One of F1's most successful ever teams has been in a steady decline. 2019 and 2020 were their worst campaigns yet, although they showed signs of life in 2021 - with George Russell scoring an unlikely podium in the washed-out Belgian Grand Prix, after a stunning qualifying lap that put him on the front row.
Williams arrived on the Formula 1 grid in 1977, racing a March chassis. The following year the first FW was born and the team bagged their first points, P4 at the South African GP, and first podium with Alan Jones second in the United States.
So began Williams' epic rise with the team winning its first championship double in 1980 and following that up with a Drivers' crown in 1981 and the Constructors' a year later.

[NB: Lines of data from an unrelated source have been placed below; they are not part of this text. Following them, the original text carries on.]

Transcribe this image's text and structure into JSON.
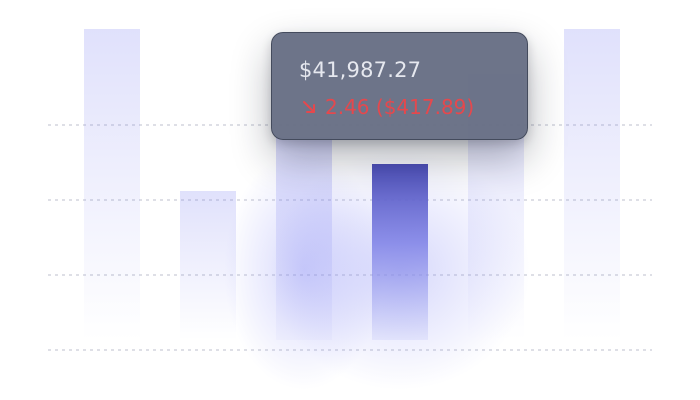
{
  "chart_data": {
    "type": "bar",
    "ylim": [
      0,
      4
    ],
    "grid": true,
    "categories": [
      "",
      "",
      "",
      "",
      "",
      ""
    ],
    "values": [
      3.9,
      2.1,
      2.7,
      2.4,
      3.4,
      3.9
    ],
    "highlight_index": 3,
    "bar_color": "#6b6de0",
    "highlight_color": "#4d4fb8"
  },
  "tooltip": {
    "price": "$41,987.27",
    "change": "2.46 ($417.89)",
    "direction": "down",
    "change_color": "#e5484d",
    "icon": "arrow-down-right-icon"
  }
}
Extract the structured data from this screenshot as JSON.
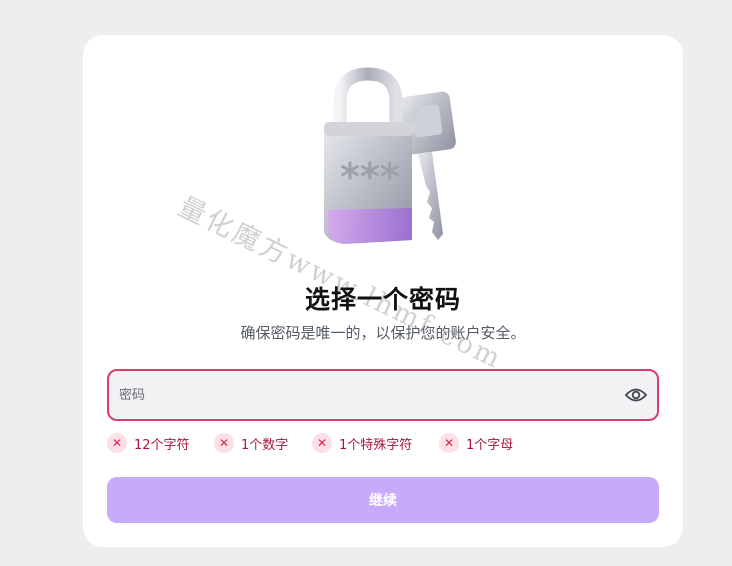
{
  "header": {
    "title": "选择一个密码",
    "subtitle": "确保密码是唯一的，以保护您的账户安全。"
  },
  "password_field": {
    "placeholder": "密码",
    "value": "",
    "toggle_icon": "eye-icon"
  },
  "requirements": [
    {
      "label": "12个字符",
      "status": "unmet",
      "icon": "close-icon"
    },
    {
      "label": "1个数字",
      "status": "unmet",
      "icon": "close-icon"
    },
    {
      "label": "1个特殊字符",
      "status": "unmet",
      "icon": "close-icon"
    },
    {
      "label": "1个字母",
      "status": "unmet",
      "icon": "close-icon"
    }
  ],
  "continue_button": {
    "label": "继续",
    "enabled": false
  },
  "illustration": {
    "icon": "padlock-with-key-icon",
    "lock_text": "***"
  },
  "watermark": {
    "text": "量化魔方www.lhmf.com"
  },
  "colors": {
    "error": "#d93f6a",
    "button_disabled": "#c8aafc",
    "error_badge_bg": "#fde0e6",
    "error_text": "#a8163b"
  }
}
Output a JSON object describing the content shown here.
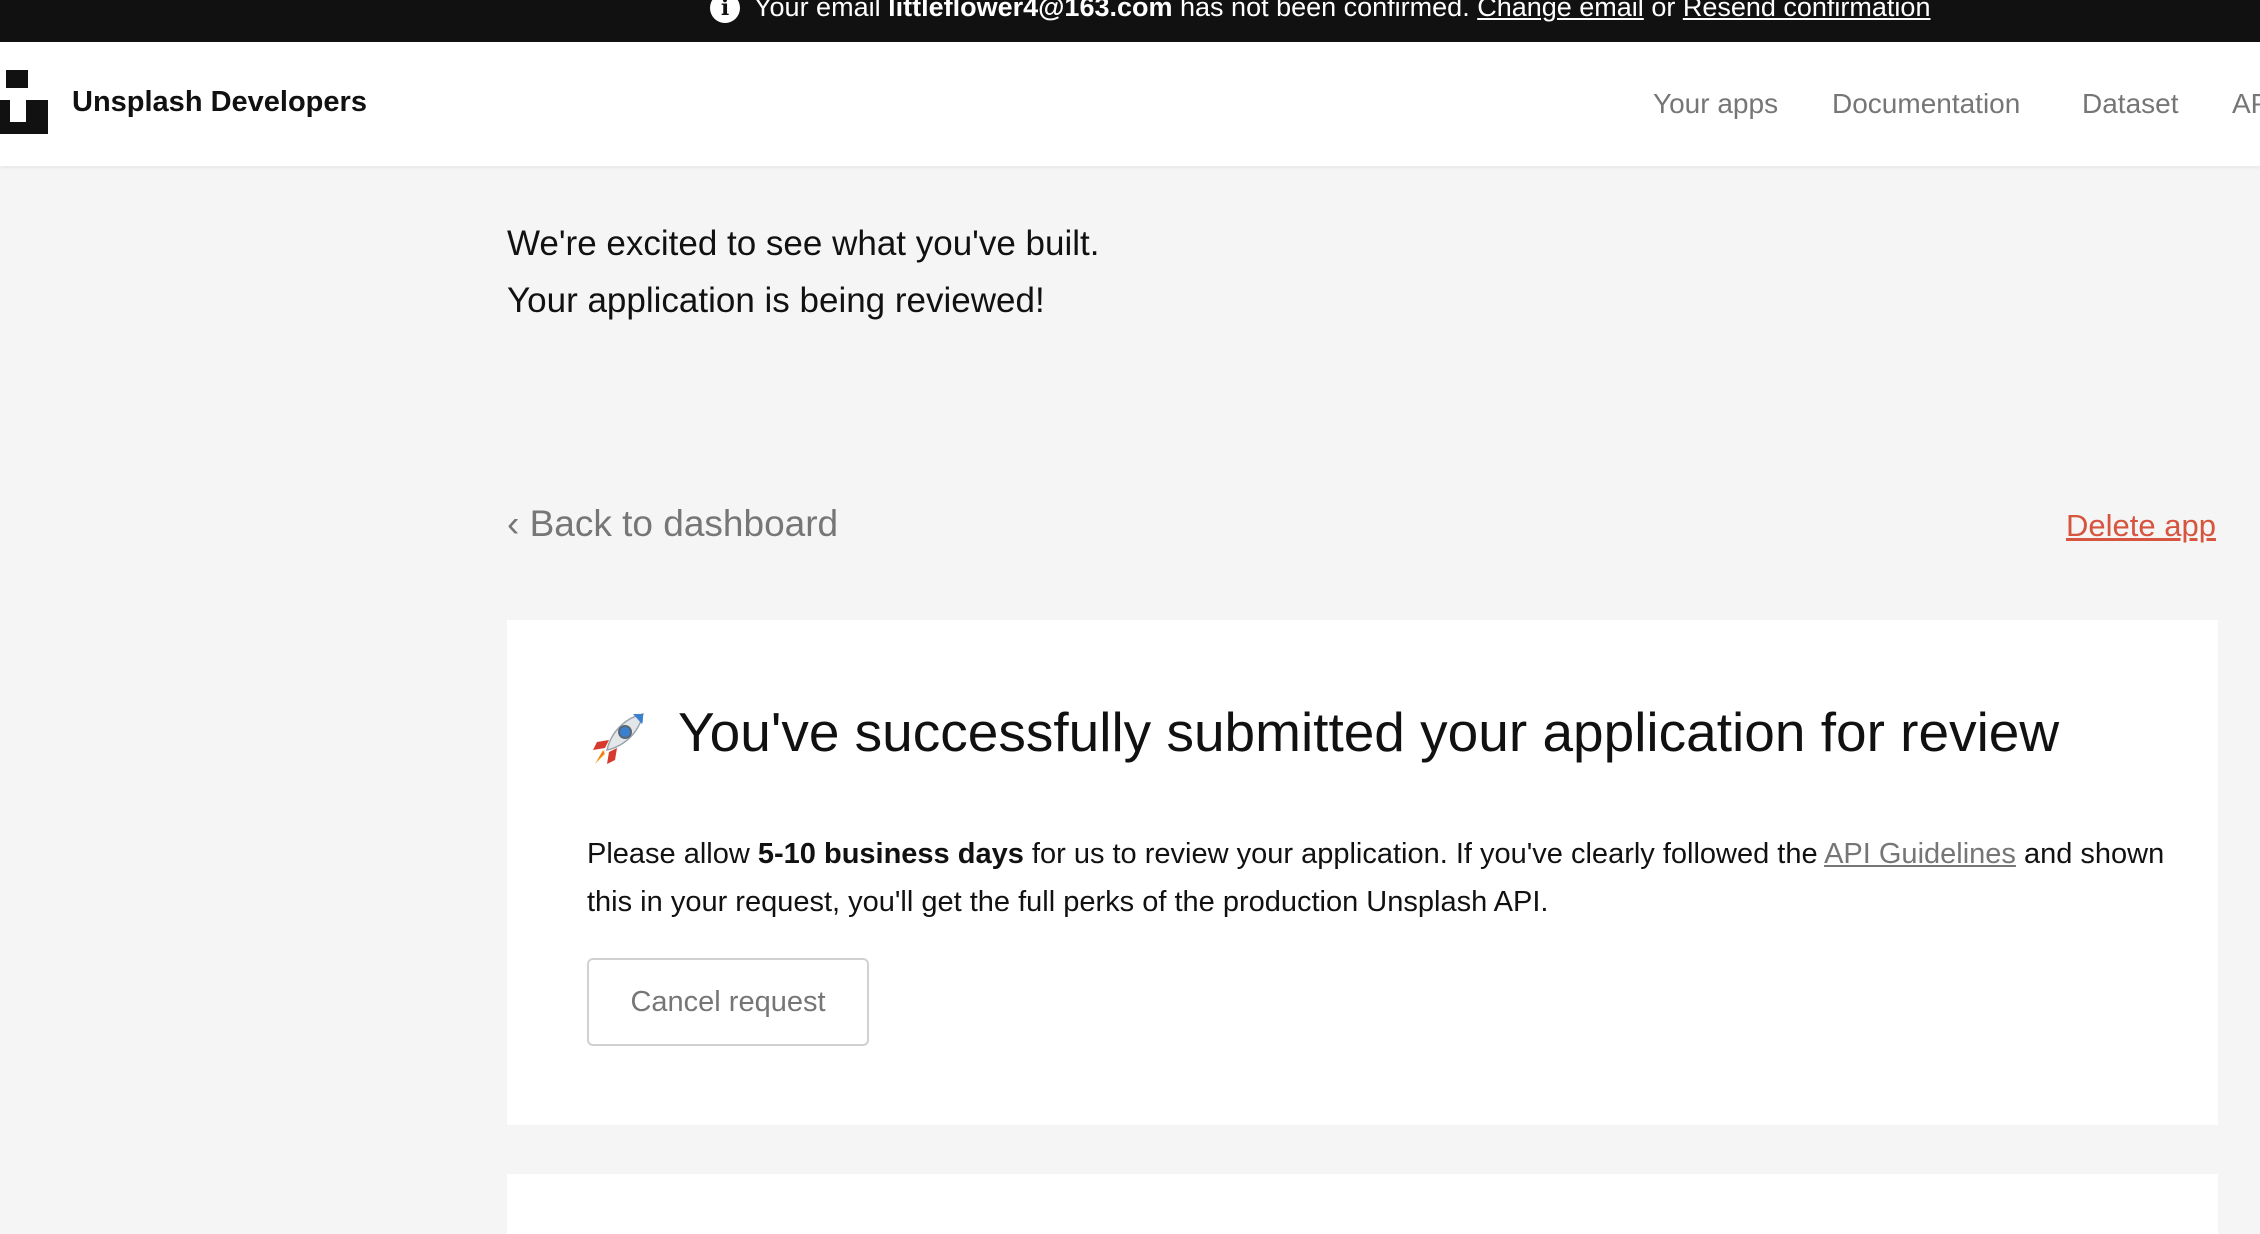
{
  "banner": {
    "prefix": "Your email ",
    "email": "littleflower4@163.com",
    "middle": " has not been confirmed. ",
    "change_email": "Change email",
    "or": " or ",
    "resend": "Resend confirmation",
    "icon": "info-icon"
  },
  "header": {
    "brand": "Unsplash Developers",
    "nav": [
      "Your apps",
      "Documentation",
      "Dataset",
      "API"
    ]
  },
  "intro": {
    "line1": "We're excited to see what you've built.",
    "line2": "Your application is being reviewed!"
  },
  "back_link": "‹ Back to dashboard",
  "delete_link": "Delete app",
  "card": {
    "icon": "rocket-icon",
    "title": "You've successfully submitted your application for review",
    "body_pre": "Please allow ",
    "body_bold": "5-10 business days",
    "body_mid": " for us to review your application. If you've clearly followed the ",
    "body_link": "API Guidelines",
    "body_post": " and shown this in your request, you'll get the full perks of the production Unsplash API.",
    "cancel_button": "Cancel request"
  },
  "colors": {
    "banner_bg": "#111111",
    "page_bg": "#f5f5f5",
    "danger": "#d6553e",
    "muted": "#767676"
  }
}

In its 45-year history, the team has amassed 114 grands prix wins, 313 podiums and 128 pole positions.
The last titles came in 1996 and 1997 when the team secured both the World title and the Constructors' with Damon Hill and then Jacques Villeneuve.
But while Williams has basked in a many a high, the lows have been heartbreaking.
Team owner Frank Williams was left paralysed when he was involved in a serious car crash on the way back from an F1 test in 1986, but he was able to continue running his team despite his life-changing injuries.
Eight years later they introduced triple F1 World Champion Ayrton Senna to the fold. The Brazilian died just a few races into his time with the team when he crashed at the San Marino GP.
Then-head of engineering Patrick Head and Williams' chief designer Adrian Newey were charged with manslaughter over his death, but both were acquitted at trial. The saga carried on for years afterwards though, and Italy's highest court eventually found Head "culpable of omitted control" 13 years after the incident, as Senna's steering column had failed and sent him towards the wall.
In honour of the Brazilian, a Senna logo motif is added to Williams' livery every year - a tradition which continues to this day.
On the track, Williams' level of competition yo-yoed in the ensuing years before a switch of design philosophy under the guidance of Paddy Lowe cost them dearly in 2018.
The team slumped to their worst seasons, at least in terms of results, bottom of the pile two years running with just one point in 2019.
Deputy team boss Claire Williams called it their rock bottom, promising that 2020 would be better - or at least a step in the right direction.
Technically it was. Although the team finished the 2020 season with no points for the first time ever as a constructor, Williams' overall competitiveness was an improvement as they regularly battled Haas and Alfa Romeo.
During the 2020 season the Williams family announced that they were looking for outside investment to help the team recover up the grid. They ended up selling the entire team though to Dorilton Capital, with the Williams family ending their involvement following the Italian Grand Prix.
Dorilton said they would be retaining the famous Williams name, meaning one of the sport's most illustrious marques continues to remain on the grid.
Alex Albon and Nicholas Latifi form their line-up for 2022 and hoping to push them further back up the field.